“Sean.” He trailed my gaze and peered into the bushes. “What are you looking at?”
I took a while to find my voice. “Nothing. Come on, let’s go home.” I took in his pregnant backpack, stuffed full with what we came to the cemetery for, and gave him a look. “Really?”
I shook my head. There was so sense in rationalising the things my brother did.
I know what it is like to be hunted.
But this does not remind me of one. There is no rush of wind at my feet, or the rustle of leaves or snap of twigs behind me. There is only my rapid, shallow breathing that takes up a space of its own.
I stop. Somewhere along the way, I have dropped the fruit. I am alone in the dark with my wild, thumping heart.
It feels almost disappointing, to be set up for a pursuit when none comes, until I remember I am the one being pursued. I always am.
A voice jolts me to attention. Michael says I startle too easily, and I suppose he’s right.
The voice I heard to my left, it sounds like him. But that’s impossible. The eastern corner of the cemetery is Traders’ territory. My brother would be stupid to venture near there, no matter how hungry he is.
But another cry makes me crash through the wizened bushes.
Beyond the row of bushes is a clearing, an unkempt patch of land that is meant to deter trespassers and thieves.
If I take one step further, I shall be one of the trespassers.
After my feet crosses the line, I hold still for a long moment before taking the next step. Nothing has beset me. My heartbeat is a wild, rampant thing.
I press on.
There are fewer Traders than I expect. But that shouldn’t be surprising. They have greater means to conceal themselves than we do. The lone Trader I see is a lanky man with an equine nose and pebbly eyes that gleam in the dark.
My brother sprawls on the ground in the middle of the clearing. His long, messy hair is plastered against his clammy face. When he spots me, his eyes widen.
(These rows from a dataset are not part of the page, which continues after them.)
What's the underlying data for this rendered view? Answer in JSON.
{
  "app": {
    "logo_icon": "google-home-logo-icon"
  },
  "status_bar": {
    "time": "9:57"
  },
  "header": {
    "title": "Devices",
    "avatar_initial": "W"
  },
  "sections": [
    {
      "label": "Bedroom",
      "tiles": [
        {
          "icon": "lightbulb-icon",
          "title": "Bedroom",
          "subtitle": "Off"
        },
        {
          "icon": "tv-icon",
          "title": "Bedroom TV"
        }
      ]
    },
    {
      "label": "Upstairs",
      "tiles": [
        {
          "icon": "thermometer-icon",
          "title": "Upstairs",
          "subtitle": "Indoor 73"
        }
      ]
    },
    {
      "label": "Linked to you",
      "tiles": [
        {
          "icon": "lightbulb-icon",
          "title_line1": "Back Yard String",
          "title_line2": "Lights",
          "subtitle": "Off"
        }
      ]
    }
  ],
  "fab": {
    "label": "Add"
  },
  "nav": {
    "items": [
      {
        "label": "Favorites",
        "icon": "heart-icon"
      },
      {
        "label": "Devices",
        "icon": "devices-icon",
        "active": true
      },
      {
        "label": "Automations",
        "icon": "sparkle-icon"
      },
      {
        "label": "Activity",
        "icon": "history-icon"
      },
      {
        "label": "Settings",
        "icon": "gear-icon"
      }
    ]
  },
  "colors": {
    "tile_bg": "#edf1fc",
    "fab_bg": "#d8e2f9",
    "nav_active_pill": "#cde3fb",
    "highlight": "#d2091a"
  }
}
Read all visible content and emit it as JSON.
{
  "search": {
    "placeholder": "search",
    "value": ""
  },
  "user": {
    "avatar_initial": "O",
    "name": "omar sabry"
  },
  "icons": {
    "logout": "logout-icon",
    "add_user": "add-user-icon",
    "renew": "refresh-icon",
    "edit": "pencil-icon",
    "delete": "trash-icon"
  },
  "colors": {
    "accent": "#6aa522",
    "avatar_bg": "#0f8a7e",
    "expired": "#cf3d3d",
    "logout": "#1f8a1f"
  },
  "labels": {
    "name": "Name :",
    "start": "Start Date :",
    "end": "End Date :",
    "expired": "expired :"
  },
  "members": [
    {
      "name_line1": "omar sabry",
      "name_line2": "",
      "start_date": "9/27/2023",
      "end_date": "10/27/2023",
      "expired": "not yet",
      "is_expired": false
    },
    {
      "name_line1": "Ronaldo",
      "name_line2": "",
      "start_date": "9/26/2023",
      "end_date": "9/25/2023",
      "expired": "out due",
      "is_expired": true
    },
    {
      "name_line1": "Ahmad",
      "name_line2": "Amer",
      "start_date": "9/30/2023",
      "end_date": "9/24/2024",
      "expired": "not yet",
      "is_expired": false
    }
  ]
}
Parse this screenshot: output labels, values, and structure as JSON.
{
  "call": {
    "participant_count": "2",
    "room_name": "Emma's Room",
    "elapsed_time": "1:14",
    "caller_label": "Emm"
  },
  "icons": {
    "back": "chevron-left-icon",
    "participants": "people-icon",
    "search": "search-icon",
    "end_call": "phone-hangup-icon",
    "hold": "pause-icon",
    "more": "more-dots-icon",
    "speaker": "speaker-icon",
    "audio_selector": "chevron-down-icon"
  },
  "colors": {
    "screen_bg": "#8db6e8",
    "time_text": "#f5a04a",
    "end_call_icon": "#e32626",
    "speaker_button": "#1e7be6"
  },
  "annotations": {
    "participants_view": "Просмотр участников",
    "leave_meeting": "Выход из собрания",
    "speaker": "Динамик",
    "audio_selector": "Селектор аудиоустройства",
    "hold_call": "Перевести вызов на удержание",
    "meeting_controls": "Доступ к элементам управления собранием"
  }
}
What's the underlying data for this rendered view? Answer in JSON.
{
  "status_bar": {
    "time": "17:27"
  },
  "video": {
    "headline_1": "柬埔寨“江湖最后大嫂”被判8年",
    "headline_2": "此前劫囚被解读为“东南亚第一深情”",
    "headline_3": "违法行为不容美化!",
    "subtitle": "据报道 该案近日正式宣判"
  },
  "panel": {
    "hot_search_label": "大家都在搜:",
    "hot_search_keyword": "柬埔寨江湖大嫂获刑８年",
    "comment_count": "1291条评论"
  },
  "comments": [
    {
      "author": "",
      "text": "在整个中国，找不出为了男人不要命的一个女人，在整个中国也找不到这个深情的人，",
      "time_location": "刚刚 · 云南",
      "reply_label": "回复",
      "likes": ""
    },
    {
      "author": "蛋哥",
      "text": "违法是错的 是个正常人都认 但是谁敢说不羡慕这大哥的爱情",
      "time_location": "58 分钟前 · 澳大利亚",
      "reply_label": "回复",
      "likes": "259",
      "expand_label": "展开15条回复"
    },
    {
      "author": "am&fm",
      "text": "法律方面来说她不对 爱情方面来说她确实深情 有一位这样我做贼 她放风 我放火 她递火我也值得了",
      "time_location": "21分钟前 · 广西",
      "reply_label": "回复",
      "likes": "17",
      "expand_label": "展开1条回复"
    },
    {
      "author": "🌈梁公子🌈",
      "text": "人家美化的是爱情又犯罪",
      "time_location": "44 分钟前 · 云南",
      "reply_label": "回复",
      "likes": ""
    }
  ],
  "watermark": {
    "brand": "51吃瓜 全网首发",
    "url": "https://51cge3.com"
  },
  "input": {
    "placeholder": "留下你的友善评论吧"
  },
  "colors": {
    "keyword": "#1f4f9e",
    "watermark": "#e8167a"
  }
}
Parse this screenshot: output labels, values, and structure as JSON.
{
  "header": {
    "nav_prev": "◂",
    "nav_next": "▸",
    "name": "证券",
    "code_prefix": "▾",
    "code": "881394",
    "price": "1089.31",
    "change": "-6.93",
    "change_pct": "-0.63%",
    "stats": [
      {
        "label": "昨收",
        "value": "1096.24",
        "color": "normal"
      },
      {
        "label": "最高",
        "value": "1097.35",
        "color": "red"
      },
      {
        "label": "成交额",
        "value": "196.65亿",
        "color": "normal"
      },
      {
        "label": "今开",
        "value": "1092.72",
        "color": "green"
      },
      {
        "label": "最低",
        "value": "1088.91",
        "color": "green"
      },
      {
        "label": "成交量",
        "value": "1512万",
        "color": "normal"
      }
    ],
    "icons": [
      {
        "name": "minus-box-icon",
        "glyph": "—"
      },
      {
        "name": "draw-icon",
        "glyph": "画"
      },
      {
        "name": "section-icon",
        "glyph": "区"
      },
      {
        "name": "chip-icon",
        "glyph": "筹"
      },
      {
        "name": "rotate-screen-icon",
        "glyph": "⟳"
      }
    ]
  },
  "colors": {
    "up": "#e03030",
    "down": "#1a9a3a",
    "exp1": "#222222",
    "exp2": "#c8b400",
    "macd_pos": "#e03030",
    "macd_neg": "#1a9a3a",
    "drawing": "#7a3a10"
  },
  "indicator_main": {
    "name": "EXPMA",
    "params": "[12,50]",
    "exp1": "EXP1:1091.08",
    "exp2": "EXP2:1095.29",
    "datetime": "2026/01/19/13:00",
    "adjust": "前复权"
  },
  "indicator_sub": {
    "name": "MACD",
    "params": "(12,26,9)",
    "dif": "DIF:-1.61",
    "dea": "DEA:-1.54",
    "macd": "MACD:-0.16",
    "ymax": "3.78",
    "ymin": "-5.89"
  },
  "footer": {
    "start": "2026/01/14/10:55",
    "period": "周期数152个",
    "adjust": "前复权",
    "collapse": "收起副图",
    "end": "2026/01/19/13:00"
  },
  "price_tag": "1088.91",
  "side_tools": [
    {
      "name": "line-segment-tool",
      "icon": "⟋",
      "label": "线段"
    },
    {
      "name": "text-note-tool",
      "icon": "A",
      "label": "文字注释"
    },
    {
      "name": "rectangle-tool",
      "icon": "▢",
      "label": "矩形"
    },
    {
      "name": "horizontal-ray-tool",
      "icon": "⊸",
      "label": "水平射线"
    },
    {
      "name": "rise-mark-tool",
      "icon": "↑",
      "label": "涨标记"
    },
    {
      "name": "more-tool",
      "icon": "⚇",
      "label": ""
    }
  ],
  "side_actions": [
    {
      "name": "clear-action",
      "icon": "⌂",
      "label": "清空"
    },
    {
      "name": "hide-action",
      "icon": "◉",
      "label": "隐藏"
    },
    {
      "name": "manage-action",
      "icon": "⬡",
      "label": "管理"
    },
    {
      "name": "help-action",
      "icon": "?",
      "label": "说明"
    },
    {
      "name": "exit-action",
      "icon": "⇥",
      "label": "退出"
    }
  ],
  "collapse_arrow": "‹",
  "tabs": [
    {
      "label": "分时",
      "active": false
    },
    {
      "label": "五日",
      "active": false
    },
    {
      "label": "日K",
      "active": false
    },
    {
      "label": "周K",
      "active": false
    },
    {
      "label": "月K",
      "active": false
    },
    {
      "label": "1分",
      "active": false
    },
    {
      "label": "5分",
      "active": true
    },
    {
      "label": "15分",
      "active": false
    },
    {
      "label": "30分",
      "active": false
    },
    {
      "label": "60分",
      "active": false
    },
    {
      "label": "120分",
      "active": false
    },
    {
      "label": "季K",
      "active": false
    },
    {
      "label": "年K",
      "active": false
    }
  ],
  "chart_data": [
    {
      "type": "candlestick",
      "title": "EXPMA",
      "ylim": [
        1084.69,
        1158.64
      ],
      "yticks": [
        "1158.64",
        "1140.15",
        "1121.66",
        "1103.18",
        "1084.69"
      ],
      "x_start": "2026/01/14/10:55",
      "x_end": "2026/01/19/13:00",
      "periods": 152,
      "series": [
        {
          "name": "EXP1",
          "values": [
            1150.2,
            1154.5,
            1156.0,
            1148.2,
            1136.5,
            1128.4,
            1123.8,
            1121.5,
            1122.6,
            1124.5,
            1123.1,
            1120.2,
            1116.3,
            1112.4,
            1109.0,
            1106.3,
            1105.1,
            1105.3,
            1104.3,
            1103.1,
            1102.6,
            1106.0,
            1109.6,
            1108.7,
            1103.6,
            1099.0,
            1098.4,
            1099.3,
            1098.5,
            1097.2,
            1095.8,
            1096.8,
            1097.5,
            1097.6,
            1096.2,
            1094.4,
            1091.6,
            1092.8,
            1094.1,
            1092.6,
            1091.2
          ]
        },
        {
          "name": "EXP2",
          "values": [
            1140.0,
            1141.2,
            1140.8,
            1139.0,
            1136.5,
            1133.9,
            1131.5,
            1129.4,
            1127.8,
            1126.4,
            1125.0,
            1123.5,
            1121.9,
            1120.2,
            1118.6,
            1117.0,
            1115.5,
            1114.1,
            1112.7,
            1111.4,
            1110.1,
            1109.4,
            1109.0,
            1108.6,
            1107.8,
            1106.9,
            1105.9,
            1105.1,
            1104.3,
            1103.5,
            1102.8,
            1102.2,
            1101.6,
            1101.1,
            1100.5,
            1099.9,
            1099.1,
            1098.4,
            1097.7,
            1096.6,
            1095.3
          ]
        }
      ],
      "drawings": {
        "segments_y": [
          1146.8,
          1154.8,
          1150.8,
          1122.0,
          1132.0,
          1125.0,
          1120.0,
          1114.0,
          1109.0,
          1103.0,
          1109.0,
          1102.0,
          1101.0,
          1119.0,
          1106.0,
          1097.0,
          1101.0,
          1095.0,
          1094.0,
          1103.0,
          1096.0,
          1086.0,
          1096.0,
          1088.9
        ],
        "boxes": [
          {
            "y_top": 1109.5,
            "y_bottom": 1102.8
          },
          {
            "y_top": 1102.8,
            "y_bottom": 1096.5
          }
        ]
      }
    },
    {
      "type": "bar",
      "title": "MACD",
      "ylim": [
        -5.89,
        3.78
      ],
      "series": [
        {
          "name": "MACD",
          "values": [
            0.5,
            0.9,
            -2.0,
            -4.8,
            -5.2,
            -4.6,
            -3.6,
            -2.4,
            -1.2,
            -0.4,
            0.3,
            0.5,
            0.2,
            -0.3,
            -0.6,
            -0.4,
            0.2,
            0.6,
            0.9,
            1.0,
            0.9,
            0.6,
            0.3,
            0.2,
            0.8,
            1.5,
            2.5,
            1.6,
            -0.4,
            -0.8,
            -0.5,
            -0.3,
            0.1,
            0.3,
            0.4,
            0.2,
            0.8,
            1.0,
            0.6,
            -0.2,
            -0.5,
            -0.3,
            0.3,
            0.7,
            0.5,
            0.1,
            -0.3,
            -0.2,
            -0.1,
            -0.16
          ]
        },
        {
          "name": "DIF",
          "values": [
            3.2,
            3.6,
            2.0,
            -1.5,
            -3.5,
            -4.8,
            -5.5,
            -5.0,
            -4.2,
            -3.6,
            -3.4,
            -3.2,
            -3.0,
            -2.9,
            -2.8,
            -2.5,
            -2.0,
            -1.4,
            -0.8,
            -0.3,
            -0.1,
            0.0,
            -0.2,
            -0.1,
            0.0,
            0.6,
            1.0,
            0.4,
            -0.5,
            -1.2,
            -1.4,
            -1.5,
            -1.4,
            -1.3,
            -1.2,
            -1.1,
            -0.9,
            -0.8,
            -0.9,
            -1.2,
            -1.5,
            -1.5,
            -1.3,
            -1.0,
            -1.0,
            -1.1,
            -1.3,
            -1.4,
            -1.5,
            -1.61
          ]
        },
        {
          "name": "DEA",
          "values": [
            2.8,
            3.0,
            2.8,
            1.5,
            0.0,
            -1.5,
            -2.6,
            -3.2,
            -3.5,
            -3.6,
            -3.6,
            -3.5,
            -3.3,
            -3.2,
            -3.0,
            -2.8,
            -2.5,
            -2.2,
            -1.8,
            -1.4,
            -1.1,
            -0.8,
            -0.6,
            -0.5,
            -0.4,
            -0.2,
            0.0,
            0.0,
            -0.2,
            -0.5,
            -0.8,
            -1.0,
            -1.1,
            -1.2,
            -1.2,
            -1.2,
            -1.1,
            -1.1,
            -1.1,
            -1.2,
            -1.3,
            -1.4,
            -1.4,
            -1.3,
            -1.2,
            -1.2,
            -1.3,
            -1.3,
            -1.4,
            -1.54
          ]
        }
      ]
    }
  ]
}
He makes to call my name, but winces as though stunned by an invisible rod.
It is too late to hide now.
“Another of your kind, I see,” the Trader says. “I recognise the stench.”
“Let him go.” I can’t imagine how my voice is not shaking, given how hard my entire body is. “Please.”
“No scavenger can be spared who trespasses on our territory.” He points a finger at me. “You included. What more of this thief.” His upper lip curls as he glances down at Michael. “A changeling, yet so brazen.” He raises his hand.
“Wait!” I cry. “Let him go. I’ll give you whatever you want. Please.”
Michael shoots me a look. “April. Shut up.”
But I can’t shut up. He is the only family I have left.
The Trader throws his head back and laughs. “I have no use for your meagre offerings.”
And he’s right. He is a Trader, one who serves the fairies. What can I possibly give him that the fairies have not already given him?
“Again, what can you offer that I don’t already have?”
“A promise from someone who doesn’t make promises.” My heart drums hard and fast, though not as fast as the words are emerging from my mouth. “The fairies need never know.”
The Trader narrows his slit-like eyes at me. “I serve the fairies.”
“You serve yourself, and we all know that.”
Michael’s brows rise. I am just as surprised as he is at my audacity. The gloved hands of a Trader leave no room for second chances.
Finally he says, “One week.”
The Trader’s lips thin. “Do not push your luck, Scavenger. Two weeks. Or he dies.” He throws another look down at Michael.
I blink, and they are gone. The crook of the cemetary feels well and completely empty.